guest blogI always advocate that you remind the recommender in your recommendation request what you want him or her to say. This frames the recommendation that comes back to you in a way that reflects a skill or attribute you want to stress to the reader.

But I never thought about what the right (and wrong) words in that recommendation would tell the reader. This was contributed by today’s guest blogger Judy Lindenberger and it really opened my eyes. Thank you Judy!

LinkedIn Lessons: Ways to Stand Out and Level the Playing Field

Contributed by Judy Lindenberger

I love LinkedIn. It’s one of the best networking tools out there to help you expand your reach. It’s “Six Degrees of Kevin Bacon” for the business world. But it can be a big, foreign maze. One of the best ways to stand out from the crowd is to ask those who know your work best to write you a recommendation.

Keep in mind that the words people choose to describe you could hurt your chances. Here’s why.

Researchers from Rice University recently analyzed over 600 letters of recommendation. The letters of recommendation for both women and men used positive words; however, communal words such as helpful, kind, sympathetic, tactful and agreeable, and behaviors such as taking direction well and maintaining relationships were more often used to describe women, while agentic words such as confident, ambitious, forceful, independent, and intellectual, and behaviors such as speaking assertively and influencing others were more often used for men. There was no difference in the gender of the letter writer – both men and women used more communal words when describing women than they did for men.

Here is the interesting part. When men and women reviewers were asked to rate the strength of the letters, the researchers found that letters with communal words were ranked lower than letters with agentic words.

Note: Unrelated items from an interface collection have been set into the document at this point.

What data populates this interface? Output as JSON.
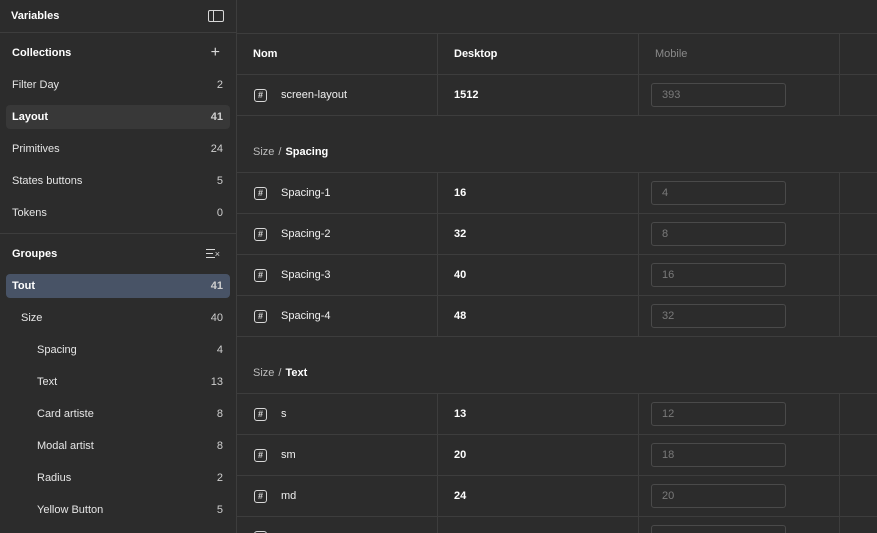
{
  "sidebar": {
    "title": "Variables",
    "collections_title": "Collections",
    "collections": [
      {
        "label": "Filter Day",
        "count": "2"
      },
      {
        "label": "Layout",
        "count": "41"
      },
      {
        "label": "Primitives",
        "count": "24"
      },
      {
        "label": "States buttons",
        "count": "5"
      },
      {
        "label": "Tokens",
        "count": "0"
      }
    ],
    "groups_title": "Groupes",
    "groups": [
      {
        "label": "Tout",
        "count": "41"
      },
      {
        "label": "Size",
        "count": "40"
      },
      {
        "label": "Spacing",
        "count": "4"
      },
      {
        "label": "Text",
        "count": "13"
      },
      {
        "label": "Card artiste",
        "count": "8"
      },
      {
        "label": "Modal artist",
        "count": "8"
      },
      {
        "label": "Radius",
        "count": "2"
      },
      {
        "label": "Yellow Button",
        "count": "5"
      }
    ]
  },
  "table": {
    "headers": {
      "name": "Nom",
      "desktop": "Desktop",
      "mobile": "Mobile"
    },
    "top_row": {
      "name": "screen-layout",
      "desktop": "1512",
      "mobile": "393"
    },
    "groups": [
      {
        "parent": "Size",
        "sep": "/",
        "child": "Spacing",
        "rows": [
          {
            "name": "Spacing-1",
            "desktop": "16",
            "mobile": "4"
          },
          {
            "name": "Spacing-2",
            "desktop": "32",
            "mobile": "8"
          },
          {
            "name": "Spacing-3",
            "desktop": "40",
            "mobile": "16"
          },
          {
            "name": "Spacing-4",
            "desktop": "48",
            "mobile": "32"
          }
        ]
      },
      {
        "parent": "Size",
        "sep": "/",
        "child": "Text",
        "rows": [
          {
            "name": "s",
            "desktop": "13",
            "mobile": "12"
          },
          {
            "name": "sm",
            "desktop": "20",
            "mobile": "18"
          },
          {
            "name": "md",
            "desktop": "24",
            "mobile": "20"
          }
        ]
      }
    ]
  },
  "icons": {
    "number_glyph": "#"
  },
  "colors": {
    "selected_blue": "#485366",
    "selected_grey": "#383838",
    "background": "#2c2c2c",
    "border": "#3d3d3d"
  }
}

After learning this, I went to my LinkedIn profile and scanned the words on my recommendations. Phrases that I thought were great before, like “very accommodating” and “excellent listener,” suddenly sounded quite different to me. Instead, I wished to be described as decisive, smart, and a leader. Let’s level the playing field for men and women by carefully choosing the words you use to recommend others.


Judy Lindenberger is the President of The Lindenberger Group, an award-winning human resources consulting firm, located near Princeton, NJ. You can learn more about her at and on twitter @LindenbergerLLC.